  2. ^ a b United States Department of Defense. Annual Report To Congress: Military and Security Developments Involving the People’s Republic of China 2010 (PDF) (Report). pp. 3 (pp12 of PDF). Retrieved 21 April 2015.
  3. ^ a b Fisher, Richard D, Jr. (19 April 2015). "US upgrades assessment of China's Type 094 SSBN fleet". IHS Jane's 360. Retrieved 5 October 2015.
  4. ^ a b United States Office of Naval Intelligence. The PLA Navy: New Capabilities and Missions for the 21st Century (PDF) (Report). p. 20. Retrieved 21 April 2015.
  5. ^ LaGrone, Sam; Majumdar, Dave (9 June 2014). "Chinese Weapons That Worry the Pentagon". usni.org. Retrieved 29 November 2017.
  6. ^ a b Kristensen, Hans M. (5 July 2007). "New Chinese Ballistic Missile Submarine Spotted". fas.org. Federation of American Scientists. Retrieved 21 April 2015.
  7. ^ Kristensen, Hans M. (4 October 2007). "Two More Chinese SSBNs Spotted". fas.org. Federation of American Scientists. Retrieved 21 April 2015.
  8. ^ a b United States Department of Defense (May 2013). Annual Report To Congress: Military and Security Developments Involving the People’s Republic of China 2013 (PDF) (Report). pp. 6 (pp14 of PDF). Retrieved 24 January 2015.
  9. ^ "Does China have an effective sea-based nuclear deterrent?". ChinaPowerCSIS.
  10. ^ Fisher, Richard D., Jr. (16 December 2015). "China advances sea- and land-based nuclear deterrent capabilities". Jane's Defence Weekly.

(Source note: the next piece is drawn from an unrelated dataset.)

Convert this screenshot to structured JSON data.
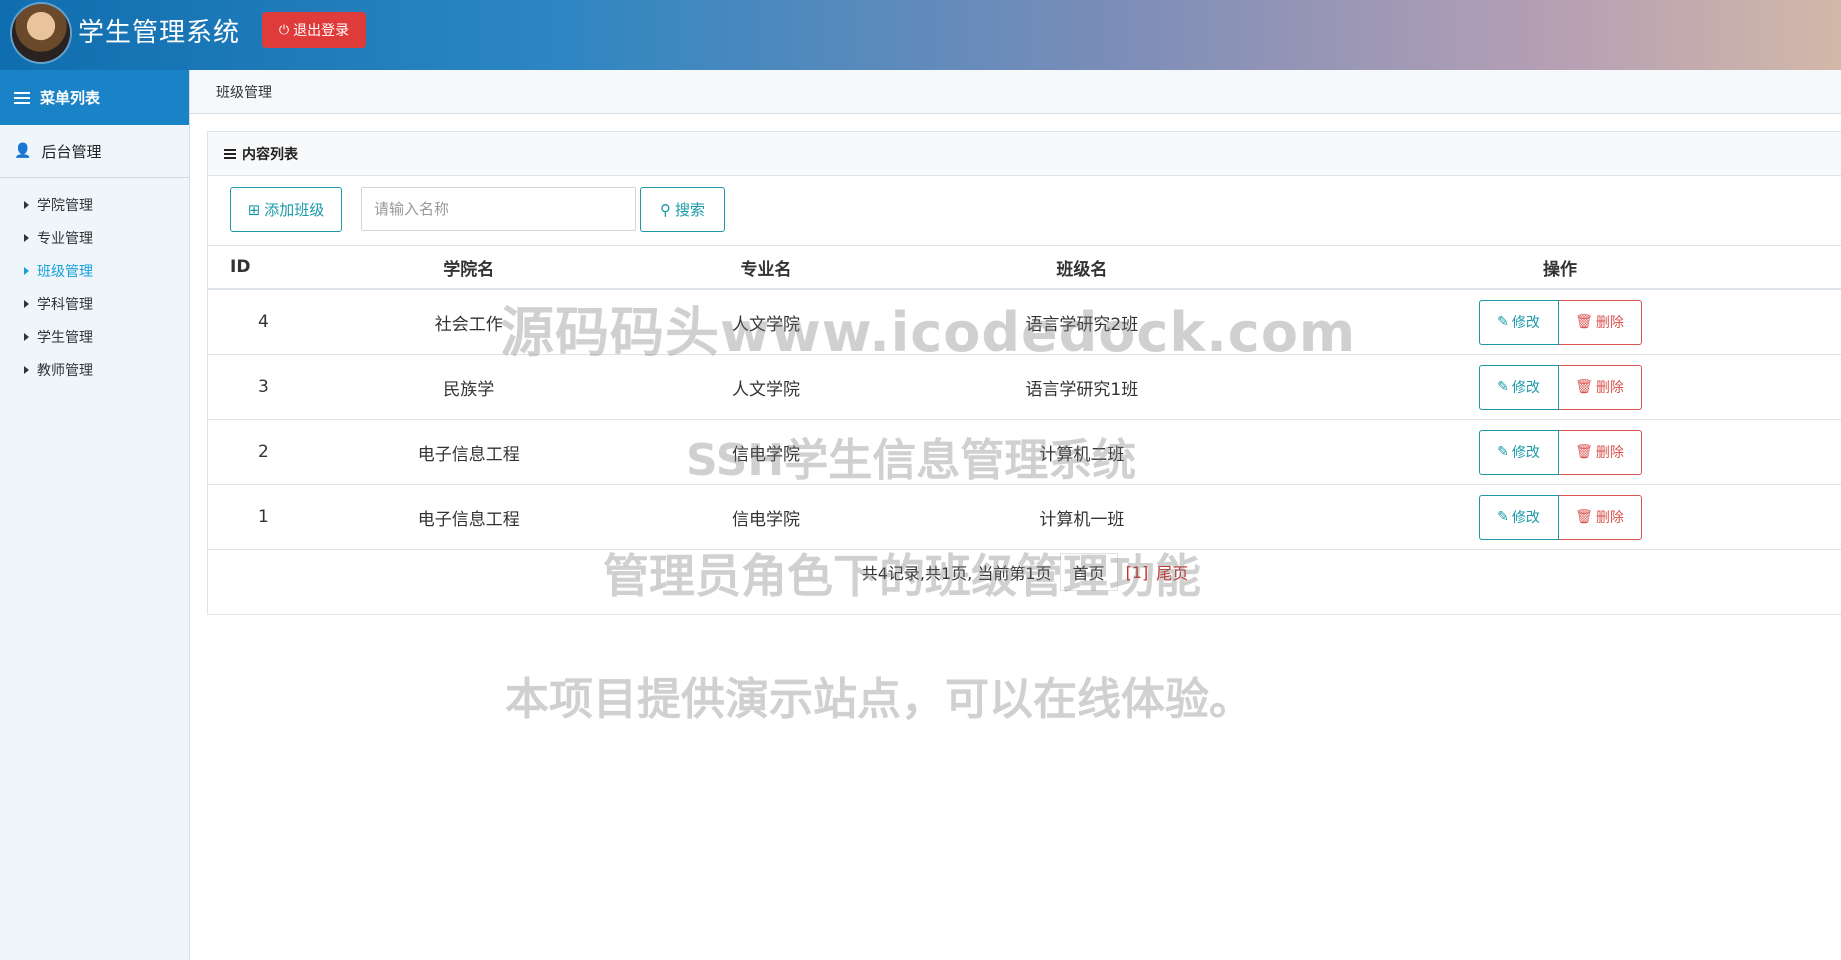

Surrey, UK: Jane's Information Group. 53 (6). ISSN 0265-3818.
  11. ^ National Air and Space Intelligence Center (2013). Ballistic & Cruise Missile Threat (PDF) (Report). p. 25. Retrieved 21 April 2015.
  12. ^ "JL-2 (CSS-NX-14)". globalsecurity.org. Retrieved 29 November 2017.
  13. ^ "Military Power of the People's Republic of China 2009" (PDF). Office of the Secretary of Defense: 48 (pp60 of PDF).
  14. ^ Pike, John, ed. (20 January 2015). "Type 094 Jin-class Ballistic Missile Submarine". globalsecurity.org. Retrieved 5 October 2015.
  15. ^ Pike, John, ed. (20 March 2014). "JL-2 (CSS-NX-14)". globalsecurity.org. Retrieved 5 October 2015.
  16. ^ Thomas-Noone, Brendan; Medcalf, Rory (September 2015). Nuclear-armed submarines in Indo-Pacific Asia: Stabiliser or menace? (PDF) (Report). Lowy Institute for International Policy. p. 6 (pp8 of PDF). Retrieved 5 October 2015.
  17. ^ Office of Naval Intelligence (August 2009). The People's Liberation Army Navy, A Modern Navy with Chinese Characteristics (PDF) (Report). p. 22 (pp25 of PDF). Retrieved 24 January 2015.
  18. ^ Novichkov, Nikolai (13 August 2015). "Russia's new maritime doctrine". IHS Jane's 360. Retrieved 5 October 2015.
  19. ^ Fisher, Richard D, Jr. (15 July 2016). "Images show possible new variant of China's Type 094 SSBN". IHS Jane's 360. Retrieved 22 November 2016.

External links[edit]